October 24, 2006
First, we want to applaud the bravery of all who speak up for what they believe in, despite the risks they face in doing so. That said, we were deeply concerned by today's news in the Brattleboro Reformer that an active duty Marine is stepping forward to raise concerns about the war, presumably under the assumption that he will be "protected" under the Military Whistleblower Protection Act.
Tomorrow, dozens more may follow in his foot steps at a press call organized by Fenton Communications. We wondered whether these courageous individuals realize that getting whistleblower protection from retaliation is extremely difficult, made even more so by the Uniform Code of Military Justice which allows discipline for such catch-all violations as "conduct unbecoming an officer and a gentleman." Little has changed to improve the situation since David Hackworth's 1994 column "Blow the Whistle, Get the Ax."
Today's comment by Democratic Senator Jack Reed at a press conference was also not encouraging:
With respect to active duty personnel, soldiers have an obligation to serve.

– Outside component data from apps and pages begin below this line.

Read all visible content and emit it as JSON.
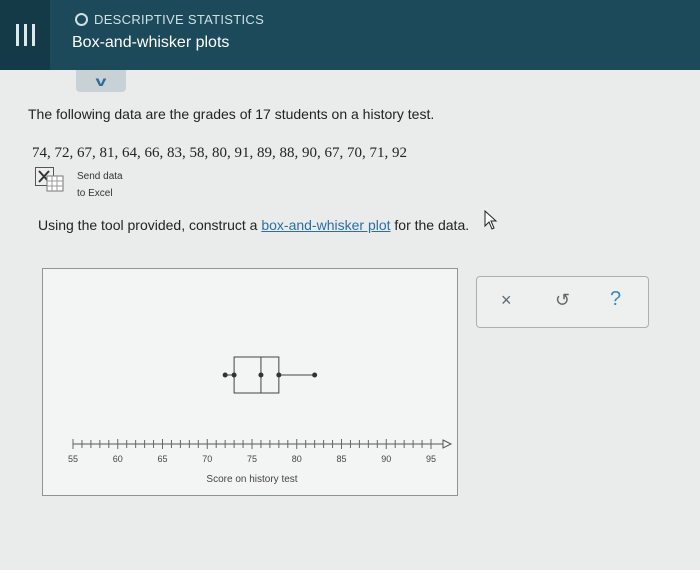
{
  "header": {
    "topic": "DESCRIPTIVE STATISTICS",
    "title": "Box-and-whisker plots"
  },
  "question": {
    "intro": "The following data are the grades of 17 students on a history test.",
    "data_values": "74, 72, 67, 81, 64, 66, 83, 58, 80, 91, 89, 88, 90, 67, 70, 71, 92",
    "excel_line1": "Send data",
    "excel_line2": "to Excel",
    "instruction_before": "Using the tool provided, construct a ",
    "instruction_link": "box-and-whisker plot",
    "instruction_after": " for the data."
  },
  "plot": {
    "axis_label": "Score on history test",
    "ticks": [
      "55",
      "60",
      "65",
      "70",
      "75",
      "80",
      "85",
      "90",
      "95"
    ],
    "axis_min": 55,
    "axis_max": 95,
    "box": {
      "min": 72,
      "q1": 73,
      "median": 76,
      "q3": 78,
      "max": 82
    }
  },
  "tools": {
    "close_symbol": "×",
    "undo_symbol": "↺",
    "help_symbol": "?"
  },
  "colors": {
    "header_bg": "#1d4a5a",
    "link": "#2a6fa8",
    "help": "#3c87c0"
  }
}
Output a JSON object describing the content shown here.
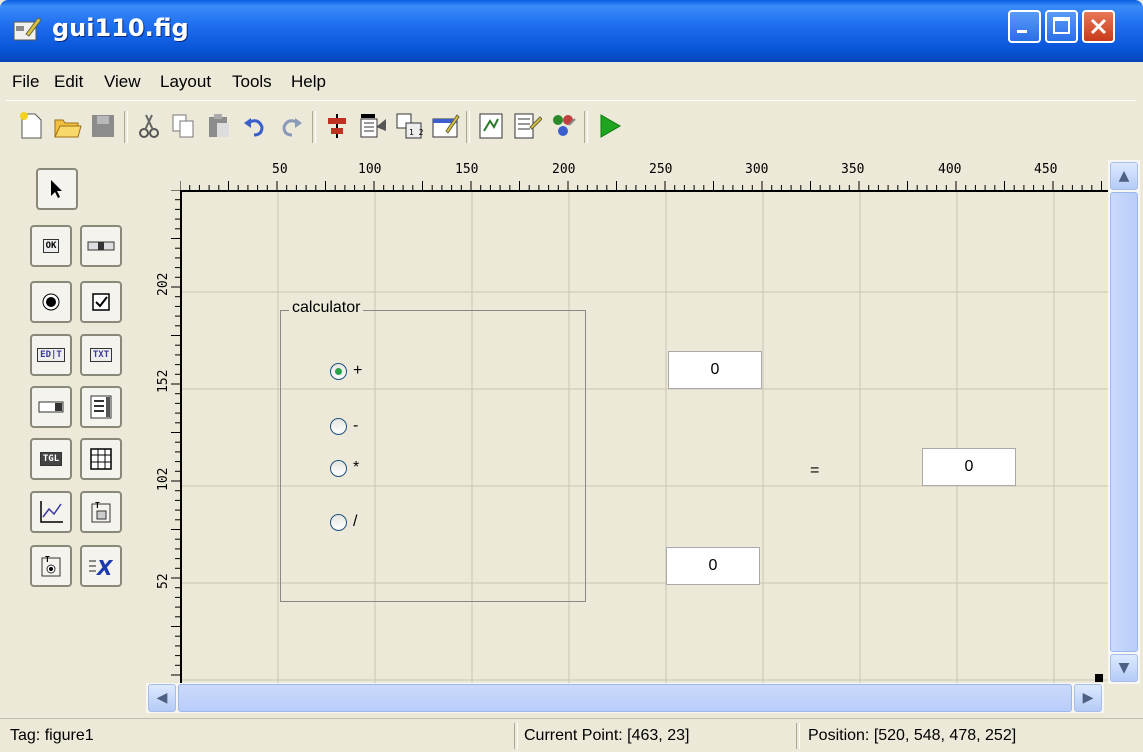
{
  "window": {
    "title": "gui110.fig"
  },
  "menu": [
    "File",
    "Edit",
    "View",
    "Layout",
    "Tools",
    "Help"
  ],
  "toolbar": {
    "buttons": [
      "new-icon",
      "open-icon",
      "save-icon",
      "cut-icon",
      "copy-icon",
      "paste-icon",
      "undo-icon",
      "redo-icon",
      "align-objects-icon",
      "menu-editor-icon",
      "tab-order-editor-icon",
      "toolbar-editor-icon",
      "mfile-editor-icon",
      "property-inspector-icon",
      "object-browser-icon",
      "run-figure-icon"
    ]
  },
  "ruler": {
    "h_labels": [
      "50",
      "100",
      "150",
      "200",
      "250",
      "300",
      "350",
      "400",
      "450"
    ],
    "v_labels": [
      "202",
      "152",
      "102",
      "52"
    ]
  },
  "palette": {
    "items": [
      "select",
      "push-button",
      "slider",
      "radio-button",
      "check-box",
      "edit-text",
      "static-text",
      "popup-menu",
      "listbox",
      "toggle-button",
      "table",
      "axes",
      "panel",
      "button-group",
      "activex-control"
    ],
    "labels": {
      "push": "OK",
      "edit": "ED|T",
      "static": "TXT",
      "toggle": "TGL"
    }
  },
  "panel": {
    "title": "calculator"
  },
  "radios": [
    {
      "label": "+",
      "selected": true
    },
    {
      "label": "-",
      "selected": false
    },
    {
      "label": "*",
      "selected": false
    },
    {
      "label": "/",
      "selected": false
    }
  ],
  "edits": {
    "top": "0",
    "bottom": "0",
    "result": "0"
  },
  "equals": "=",
  "status": {
    "tag": "Tag: figure1",
    "current_point": "Current Point:  [463, 23]",
    "position": "Position: [520, 548, 478, 252]"
  },
  "colors": {
    "titlebar": "#0a5fe0",
    "run_green": "#1fa51f",
    "selected_radio": "#2aa24a"
  }
}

I think the province of public discourse is not something that they should be engaged in so free. I have not heard these comments. I heard a reflection of them. But let me make a general point: We expect our soldiers to follow the rules, follow the legitimate orders of their commanders. And if you feel a course of action is inappropriate, your choice is just getting out of the service, basically, if you can and making your comments as a civilian.
POGO and other whistleblower organizations regularly advise members of the military and government employees not to become publicly identified as whistleblowers. Their First Amendment right can be exercised more safely if they stay anonymous. The Department of Defense Inspector General investigates military retaliation cases, but only finds in favor of 17% of them. There are big hurdles to reversing retaliation -- among them, the need to establish a clear connection between the whistleblowing and the retaliation that occurs. Retaliation can come years down the road after the limelight has faded. Even "straight arrows" can suffer as the smallest infraction or appearance of an infraction is used against them. One of the few things that government bureaucracies do well is to hold grudges against their whistleblowers.
We don't want to discourage anyone in the government or the military from following their conscience, but we just want them to be aware of the reality of (the lack of) whistleblower protections and to be prepared to face the difficult road they may have to face.
Director of Investigations, POGO
At the time of publication, Beth Daley was the Director of Investigations for the Project On Government Oversight.
Authors: Beth Daley